Military and civilian agencies have worked more closely in recent years to prevent or reduce violent conflict, build the capacities of governments and strengthen national security. Still, lessons from the field show that more needs to be done to improve mutual understanding and cooperation among the array of organizations providing assistance. Lack of understanding has led to duplication of effort, inefficient use of limited resources and unintended consequences. The Civ-Mil program of the U.S. Institute of Peace includes education, training, working groups and exercises to advance information-sharing and coordination. These efforts inform professionals on how they can work together to build peace more effectively in complex conflict environments. Learn more in USIP’s fact sheet on Work in Civ-Mil Relations.
The US diplomatic, defense, and development communities (known as the “3Ds”) increasingly find themselves working together to tackle complex crises. This collaboration has already proved its worth, but how can it be made even more effective? A recent USIP research project sought to...
The boy’s name is kept secret by his protectors, but he is memorable for his former job with the Taliban: as a small, walking bomb. When he was 11 years old in a mountain valley of northwest Pakistan, Taliban fighters indoctrinated the boy as a suicide bomber...
The U.S. plans to continue diplomatic and military support for African nations but expects its counterparts to step up significantly in areas ranging from fighting corruption to countering terrorism and stopping arms purchases from North Korea, U.S. officials said during a symposium at the U.S. Institute of Peace.
Over the last decade, the U.S. government (USG) has undertaken efforts to prevent or mitigate crisis in some of the world’s most vulnerable regions. As a follow on to the tripartite Fragility Study Group, this project aims to learn from recent experience in specific complex crises where prevention and mitigation efforts by defense, development and diplomatic (3D) institutions may have had some success. Its goal is to develop corresponding programmatic and operational lessons that may help inform preparation of the workforce to be better able to succeed in today’s complex operating environments.

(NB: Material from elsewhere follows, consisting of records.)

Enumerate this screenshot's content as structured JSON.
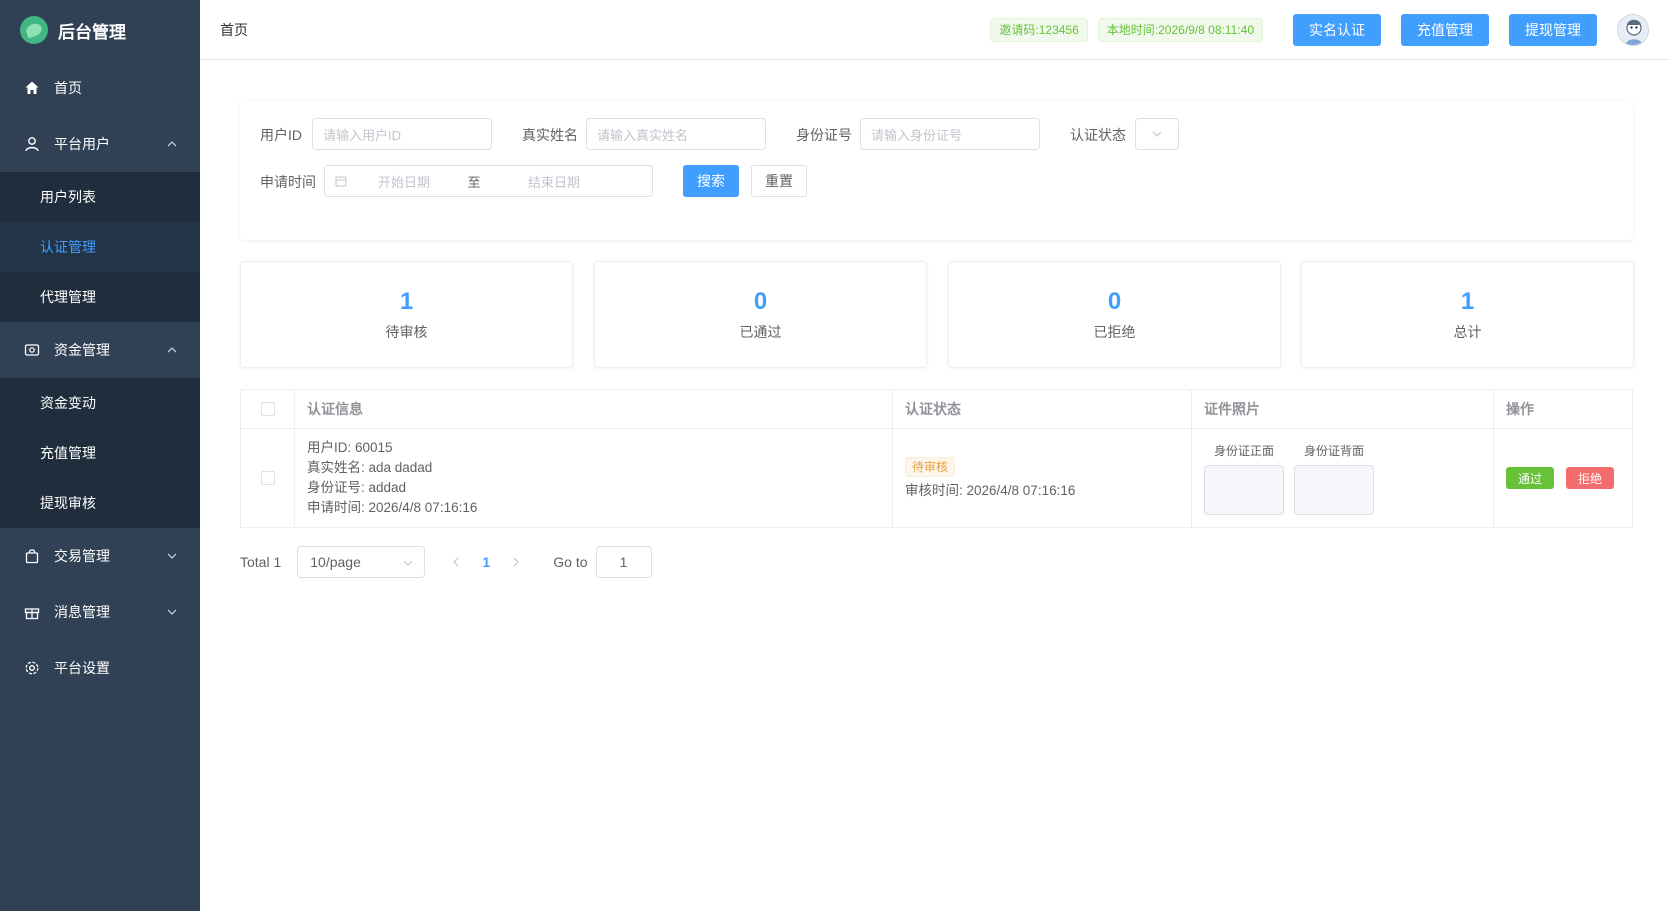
{
  "sidebar": {
    "title": "后台管理",
    "menu": {
      "home": "首页",
      "platform_users": "平台用户",
      "user_list": "用户列表",
      "auth_manage": "认证管理",
      "agent_manage": "代理管理",
      "funds_manage": "资金管理",
      "funds_change": "资金变动",
      "recharge_manage": "充值管理",
      "withdraw_review": "提现审核",
      "trade_manage": "交易管理",
      "message_manage": "消息管理",
      "platform_settings": "平台设置"
    }
  },
  "header": {
    "breadcrumb": "首页",
    "invite_code": "邀请码:123456",
    "local_time": "本地时间:2026/9/8 08:11:40",
    "btn_realname": "实名认证",
    "btn_recharge": "充值管理",
    "btn_withdraw": "提现管理"
  },
  "search": {
    "user_id_label": "用户ID",
    "user_id_placeholder": "请输入用户ID",
    "real_name_label": "真实姓名",
    "real_name_placeholder": "请输入真实姓名",
    "id_card_label": "身份证号",
    "id_card_placeholder": "请输入身份证号",
    "status_label": "认证状态",
    "apply_time_label": "申请时间",
    "start_placeholder": "开始日期",
    "range_sep": "至",
    "end_placeholder": "结束日期",
    "search_btn": "搜索",
    "reset_btn": "重置"
  },
  "stats": [
    {
      "value": "1",
      "label": "待审核"
    },
    {
      "value": "0",
      "label": "已通过"
    },
    {
      "value": "0",
      "label": "已拒绝"
    },
    {
      "value": "1",
      "label": "总计"
    }
  ],
  "table": {
    "headers": [
      "认证信息",
      "认证状态",
      "证件照片",
      "操作"
    ],
    "rows": [
      {
        "user_id": "用户ID: 60015",
        "real_name": "真实姓名: ada dadad",
        "id_card": "身份证号: addad",
        "apply_time": "申请时间: 2026/4/8 07:16:16",
        "status": "待审核",
        "review_time": "审核时间: 2026/4/8 07:16:16",
        "photo_front": "身份证正面",
        "photo_back": "身份证背面",
        "approve": "通过",
        "reject": "拒绝"
      }
    ]
  },
  "pagination": {
    "total": "Total 1",
    "page_size": "10/page",
    "current_page": "1",
    "goto_label": "Go to",
    "goto_value": "1"
  },
  "colors": {
    "sidebar_bg": "#304156",
    "primary": "#409eff",
    "success": "#67c23a",
    "danger": "#f56c6c",
    "warning": "#e6a23c"
  }
}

The Interorganizational Tabletop Exercise (ITX) is a vehicle by which the civ-mil community can converge around a common issue or challenge to better understand different approaches and coordination mechanisms as well as explore opportunities for greater information sharing and joint planning/initiatives to provide more effective assistance.

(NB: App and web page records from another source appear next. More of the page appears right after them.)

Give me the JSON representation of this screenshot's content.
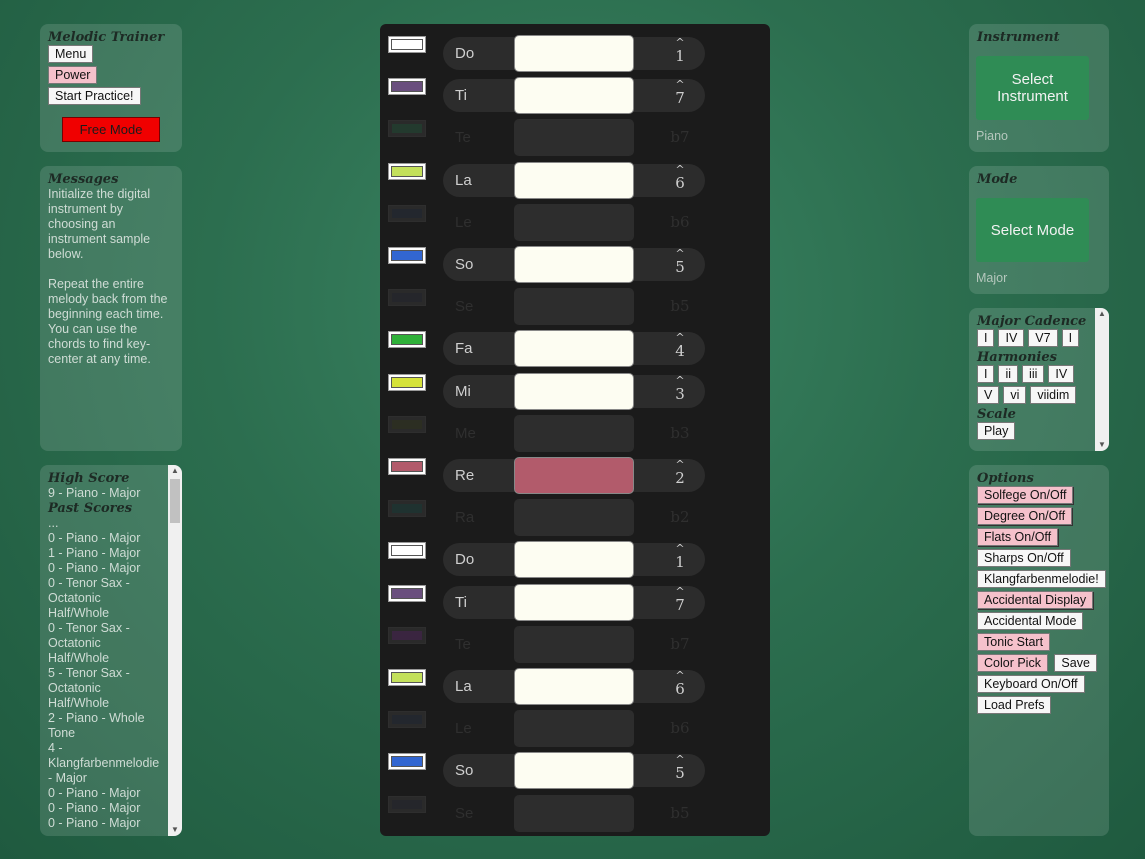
{
  "trainer": {
    "title": "Melodic Trainer",
    "menu": "Menu",
    "power": "Power",
    "start": "Start Practice!",
    "free_mode": "Free Mode"
  },
  "messages": {
    "title": "Messages",
    "line1": "Initialize the digital instrument by choosing an instrument sample below.",
    "line2": "Repeat the entire melody back from the beginning each time. You can use the chords to find key-center at any time."
  },
  "scores": {
    "high_title": "High Score",
    "high_value": "9 - Piano - Major",
    "past_title": "Past Scores",
    "entries": [
      "...",
      "0 - Piano - Major",
      "1 - Piano - Major",
      "0 - Piano - Major",
      "0 - Tenor Sax - Octatonic Half/Whole",
      "0 - Tenor Sax - Octatonic Half/Whole",
      "5 - Tenor Sax - Octatonic Half/Whole",
      "2 - Piano - Whole Tone",
      "4 - Klangfarbenmelodie - Major",
      "0 - Piano - Major",
      "0 - Piano - Major",
      "0 - Piano - Major"
    ]
  },
  "instrument": {
    "title": "Instrument",
    "button": "Select Instrument",
    "value": "Piano"
  },
  "mode": {
    "title": "Mode",
    "button": "Select Mode",
    "value": "Major"
  },
  "chords": {
    "cadence_title": "Major Cadence",
    "cadence": [
      "I",
      "IV",
      "V7",
      "I"
    ],
    "harmonies_title": "Harmonies",
    "harmonies": [
      "I",
      "ii",
      "iii",
      "IV",
      "V",
      "vi",
      "viidim"
    ],
    "scale_title": "Scale",
    "scale_button": "Play"
  },
  "options": {
    "title": "Options",
    "solfege": "Solfege On/Off",
    "degree": "Degree On/Off",
    "flats": "Flats On/Off",
    "sharps": "Sharps On/Off",
    "klang": "Klangfarbenmelodie!",
    "acc_display": "Accidental Display",
    "acc_mode": "Accidental Mode",
    "tonic": "Tonic Start",
    "color": "Color Pick",
    "save": "Save",
    "keyboard": "Keyboard On/Off",
    "load": "Load Prefs"
  },
  "keys": [
    {
      "solfege": "Do",
      "degree": "1",
      "color": "#ffffff",
      "active": true,
      "key_color": "#fdfdf2"
    },
    {
      "solfege": "Ti",
      "degree": "7",
      "color": "#6a4f7e",
      "active": true,
      "key_color": "#fdfdf2"
    },
    {
      "solfege": "Te",
      "degree": "b7",
      "color": "#233a2e",
      "active": false
    },
    {
      "solfege": "La",
      "degree": "6",
      "color": "#c3e05b",
      "active": true,
      "key_color": "#fdfdf2"
    },
    {
      "solfege": "Le",
      "degree": "b6",
      "color": "#23272e",
      "active": false
    },
    {
      "solfege": "So",
      "degree": "5",
      "color": "#3266d1",
      "active": true,
      "key_color": "#fdfdf2"
    },
    {
      "solfege": "Se",
      "degree": "b5",
      "color": "#25262b",
      "active": false
    },
    {
      "solfege": "Fa",
      "degree": "4",
      "color": "#2fb039",
      "active": true,
      "key_color": "#fdfdf2"
    },
    {
      "solfege": "Mi",
      "degree": "3",
      "color": "#d5e23a",
      "active": true,
      "key_color": "#fdfdf2"
    },
    {
      "solfege": "Me",
      "degree": "b3",
      "color": "#2c2e22",
      "active": false
    },
    {
      "solfege": "Re",
      "degree": "2",
      "color": "#b25b6b",
      "active": true,
      "key_color": "#b25b6b"
    },
    {
      "solfege": "Ra",
      "degree": "b2",
      "color": "#1f3230",
      "active": false
    },
    {
      "solfege": "Do",
      "degree": "1",
      "color": "#ffffff",
      "active": true,
      "key_color": "#fdfdf2"
    },
    {
      "solfege": "Ti",
      "degree": "7",
      "color": "#6a4f7e",
      "active": true,
      "key_color": "#fdfdf2"
    },
    {
      "solfege": "Te",
      "degree": "b7",
      "color": "#3a2540",
      "active": false
    },
    {
      "solfege": "La",
      "degree": "6",
      "color": "#c3e05b",
      "active": true,
      "key_color": "#fdfdf2"
    },
    {
      "solfege": "Le",
      "degree": "b6",
      "color": "#23272e",
      "active": false
    },
    {
      "solfege": "So",
      "degree": "5",
      "color": "#3266d1",
      "active": true,
      "key_color": "#fdfdf2"
    },
    {
      "solfege": "Se",
      "degree": "b5",
      "color": "#25262b",
      "active": false
    }
  ]
}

Since 2005, the Civilian Military Working Group (CMWG) has served as an informal body that meets periodically to discuss policy and operational issues relevant to civilian and military personnel involved primarily in international humanitarian crises, relief and recovery. The group also shares information about education and engagement opportunities.